Jim Beam column: Payday loan bill needs veto – American Press

Every single now and then, Louisiana legislators have occur to the assist of individuals who make what are known as payday financial loans. Sen. Rick Ward, R-Port Allen, is this year’s winner with Senate Bill 381.

The legislation that has narrowly passed both equally homes would cap finance expenses at 100 % of the primary bank loan amount of money. That suggests loan companies could demand up to $1,500 in fees on a $1,500 personal loan, or a complete $3,000 repayment, in accordance to The Advocate.

The senator stated his “Louisiana Credit rating Accessibility Mortgage Act” would support condition citizens dwelling paycheck to paycheck make finishes meet up with when faced with unexpectedly substantial charges.

Under latest regulation creditors can give a loan of up to $350, which is due on the borrower’s following payday. The most the loan provider can make for each financial loan is $55. Ward’s invoice does not modify that.

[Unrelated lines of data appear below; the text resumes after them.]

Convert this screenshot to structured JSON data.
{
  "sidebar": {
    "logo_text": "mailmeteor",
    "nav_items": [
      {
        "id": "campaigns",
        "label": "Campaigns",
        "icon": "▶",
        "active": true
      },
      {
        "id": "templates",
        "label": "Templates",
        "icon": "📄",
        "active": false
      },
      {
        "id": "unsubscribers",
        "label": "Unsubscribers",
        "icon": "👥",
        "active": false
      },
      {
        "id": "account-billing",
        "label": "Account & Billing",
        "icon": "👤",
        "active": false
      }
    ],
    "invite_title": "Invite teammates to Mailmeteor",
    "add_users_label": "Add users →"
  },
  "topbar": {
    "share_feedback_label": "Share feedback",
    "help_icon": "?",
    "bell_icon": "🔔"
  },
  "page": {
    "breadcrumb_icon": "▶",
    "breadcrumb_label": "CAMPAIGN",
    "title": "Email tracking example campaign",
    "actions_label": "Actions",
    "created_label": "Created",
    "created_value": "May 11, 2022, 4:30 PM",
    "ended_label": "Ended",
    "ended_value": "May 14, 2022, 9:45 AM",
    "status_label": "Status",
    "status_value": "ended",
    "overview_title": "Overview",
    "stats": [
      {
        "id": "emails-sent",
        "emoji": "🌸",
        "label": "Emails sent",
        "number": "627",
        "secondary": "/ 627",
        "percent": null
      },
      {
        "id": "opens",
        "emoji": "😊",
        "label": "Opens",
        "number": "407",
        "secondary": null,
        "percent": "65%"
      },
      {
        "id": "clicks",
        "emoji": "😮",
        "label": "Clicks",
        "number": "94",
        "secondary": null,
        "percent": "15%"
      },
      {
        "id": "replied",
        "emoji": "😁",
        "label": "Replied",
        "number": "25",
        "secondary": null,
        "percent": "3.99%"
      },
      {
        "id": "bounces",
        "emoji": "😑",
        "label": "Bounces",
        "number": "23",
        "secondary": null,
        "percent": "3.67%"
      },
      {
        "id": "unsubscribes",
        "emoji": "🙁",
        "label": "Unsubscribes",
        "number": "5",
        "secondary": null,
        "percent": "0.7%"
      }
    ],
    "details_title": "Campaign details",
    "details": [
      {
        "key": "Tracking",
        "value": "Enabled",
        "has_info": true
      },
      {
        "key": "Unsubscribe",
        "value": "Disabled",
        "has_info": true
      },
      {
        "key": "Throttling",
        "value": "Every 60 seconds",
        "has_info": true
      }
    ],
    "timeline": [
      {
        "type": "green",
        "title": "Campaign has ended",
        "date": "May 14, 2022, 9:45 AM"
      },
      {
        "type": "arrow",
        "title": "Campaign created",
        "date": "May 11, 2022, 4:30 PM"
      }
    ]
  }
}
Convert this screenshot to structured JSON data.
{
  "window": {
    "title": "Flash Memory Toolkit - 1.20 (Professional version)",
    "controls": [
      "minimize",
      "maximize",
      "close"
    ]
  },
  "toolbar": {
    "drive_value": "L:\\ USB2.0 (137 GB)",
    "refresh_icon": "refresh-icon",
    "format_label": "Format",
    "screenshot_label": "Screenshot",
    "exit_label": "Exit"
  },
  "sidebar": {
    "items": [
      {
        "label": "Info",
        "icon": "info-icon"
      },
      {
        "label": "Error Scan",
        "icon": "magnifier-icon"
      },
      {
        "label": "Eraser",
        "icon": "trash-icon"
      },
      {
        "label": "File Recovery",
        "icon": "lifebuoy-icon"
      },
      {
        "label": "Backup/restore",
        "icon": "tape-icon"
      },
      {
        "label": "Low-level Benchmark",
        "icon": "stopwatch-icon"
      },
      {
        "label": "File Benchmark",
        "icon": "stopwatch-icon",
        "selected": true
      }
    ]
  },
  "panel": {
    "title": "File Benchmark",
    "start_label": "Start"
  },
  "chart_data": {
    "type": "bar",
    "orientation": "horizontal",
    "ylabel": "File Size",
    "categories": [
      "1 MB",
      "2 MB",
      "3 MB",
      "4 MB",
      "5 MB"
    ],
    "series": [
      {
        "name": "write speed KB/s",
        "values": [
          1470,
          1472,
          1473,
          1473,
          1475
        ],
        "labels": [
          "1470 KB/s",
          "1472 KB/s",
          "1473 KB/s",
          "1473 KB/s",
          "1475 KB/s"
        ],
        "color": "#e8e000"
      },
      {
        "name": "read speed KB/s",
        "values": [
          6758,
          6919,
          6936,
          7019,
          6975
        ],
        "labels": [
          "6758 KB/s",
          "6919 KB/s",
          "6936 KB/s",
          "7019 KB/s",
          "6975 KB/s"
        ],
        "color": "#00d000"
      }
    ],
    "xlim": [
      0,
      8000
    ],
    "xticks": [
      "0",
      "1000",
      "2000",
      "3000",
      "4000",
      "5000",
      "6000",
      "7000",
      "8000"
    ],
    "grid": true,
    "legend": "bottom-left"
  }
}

Ward sponsored a further payday financial loan invoice in 2018. It explained the term of the personal loan couldn’t be less than a few months and couldn’t exceed 12 months. The sum of the bank loan could not be considerably less than $500 and could not exceed $875. The bill passed the Senate 20-17 but died in the Dwelling Commerce Committee.

I wrote in a June 3, 1999, column about a Bossier City girl who got one particular of individuals financial loans. She required $200 for an emergency trip out of town and floated a two-7 days loan. The most they loaned at that time was $201 and it experienced to be compensated back in 14 days.

When a purchaser borrowed that $201, they experienced to go away a examine for $246 to cover the principal and $15 in desire. The other $30 was for documentation and origination service fees. That is an annual interest level of additional than 580 p.c.

“It was a minimal superior,” the borrower stated, “but when you want it, you need to have it.”

The Related Press noted there ended up about 30 payday personal loan providers in the point out in 1992. That amount grew to 455 by 1998 and 489 at the conclude of 1999.

Foster Campbell, a recent member of the Louisiana General public Assistance Fee, was a condition senator in 1999. He stated, “We’ve experienced 500 of these enterprises open up since 1992 and not one of them has unsuccessful. I have by no means heard of that kind of statistic. But the rationale they haven’t is they’re abusing folks by charging outrageous curiosity fees.”

Okay, let’s get back to Ward’s bill that has passed the Home 54-35, one particular vote much more than the 53 essential. The Senate vote was 20-14, the precise greater part it essential.

Republican Sens. Mark Abraham of Lake Charles and Mike Reese of Leesville voted for Ward’s bill. Sen. Jeremy Stine, R-Lake Charles, voted from. Sen. Heather Cloud, R-Turkey Creek, was recorded as absent.

GOP Reps. Ryan Bourriaque of Grand Lake, Dewith Carrier of Oakdale, Troy Romero of Jennings, and Phillip Tarver of Lake Charles voted for the bill. Reps. Wilford Carter, D-Lake Charles Charles Owen, R-Rosepine, and Rodney Schamerhorn, R-Hornbeck, voted towards. Rep. Brett Geymann, R-Moss Bluff, was recorded as absent.

The bill is now awaiting action by Gov. John Bel Edwards. Loan companies would make most of their income off of a monthly servicing price worth up to 13 percent of the original bank loan volume.

Alex Horowitz, a shopper finance researcher at The Pew Charitable Trusts, told The Advocate he has never ever seen a charge that significant. He stated the monthly bill would expose Louisiana consumers to fiscal harms, alternatively than generate an economical financial loan industry. Horowitz stated seven of the 12 largest financial institutions in the region have introduced or introduced packages to provide compact-dollar financial loans to prospects.

Kenneth Pickering served two times as Louisiana’s leading banking regulator. He explained he has no clue about what the routine maintenance charge even addresses. “Once a bank loan is set on the books, there is nothing to retain,” he claimed. Pickering phone calls it far more fascination.

Stanley Dameron, commissioner of the Business of Economic Establishments, reported, “Some of the persons that would implement for these loans may not qualify at your lender, but they unquestionably would at a credit score union or finance enterprise.”

Jessica Sharon of Pelican State Credit Union explained to legislators credit history unions have been explicitly produced to aid men and women of modest signifies.

Even an official with a state association that represents payday loan companies claimed there is no require for Ward’s new item. He claimed the loans are previously out there in Louisiana at a fraction of the price. “This is greed and vanity at the maximum stage,” he said.

Ward’s bill is unquestionably a great prospect for a gubernatorial veto.